Length of stay: 1 day
Visited: March 2021
Holland Landing Prairie Provincial Nature Reserve protects one of the few remaining remnant patches of tallgrass prairie in Ontario. It is located in the Town of East Gwillimbury, just south of Lake Simcoe and is situated on deep sand and silt deposits of the prehistoric Lake Algonquin that existed at the time of the last ice age. Holland Landing Prairie is a non-operating park, so there are no visitor facilities or services provided, but it does have a small network of trails through the forest for hiking or cross-country skiing.
We were a bit tired from our hike through Short (more like mud) Hills Provincial Park the day before, so today we decided to take it easy and go for a short hike. We drove Holland Landing Prairie, which is about 40 minutes north of Toronto. The boundary of the park is fenced, but there are a few access points which allow entry. When we plugged the address into Google Maps, it took us to an access point on Maple Street, however, there was a sign here to indicate that visitors should park along Cedar Street instead.
We turned around, and drove to Cedar Street to park the car. There are a couple of access points along this street. We parked behind one other car that was here and bundled up. While the temperature was slightly above freezing, it was quite blustery outside.
Near the access point, there was a sign that provided more detail about the sensitive ecosystem. The nature reserve consists of 34 hectares and protects rare tallgrass prairie and endangered butternut trees. Tallgrass prairie was once common from Ontario to Manitoba, but today less than 1% of it remains. It needs sun and regular fires to survive. While much of Holland Landing Prairie contains red pine, there are plans to restore the native prairie ecosystem. Planted trees are now being thinned and small controlled burns are conducted annually.
There is no map of the trail system either in the nature reserve or online and the trails themselves aren’t marked. So navigation was a bit tricky, but it’s a relatively small park so it was kind of hard to get lost.
While there is no longer any snow in Toronto, we were surprised to find snow here. The trails themselves were quite icy, something we weren’t prepared for. But luckily it’s a small network of trails and the ground is relatively flat. Besides, the snow and ice did help get rid of some of the mud that was caked on our boots from the day before.

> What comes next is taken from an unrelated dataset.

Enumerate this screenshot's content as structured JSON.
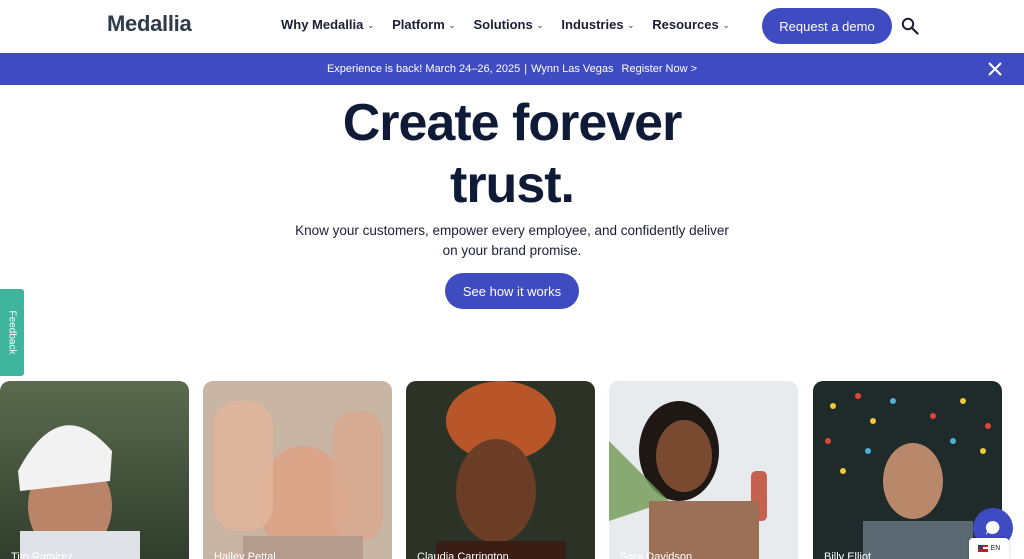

The trail winds through the forest and crosses an open sand pit. Some of the snow had melted here exposing the sandy soil underneath. We continued to wander through the forest, slipping and sliding along the icy trails. In no time we were back at the access point on Cedar Street.
While Holland Landing Prairie Provincial Nature Reserve is a relatively small park (with a long name), it was nice to visit and learn more about its prairie ecosystem.
My progress on the Ontario Parks Challenge can be found here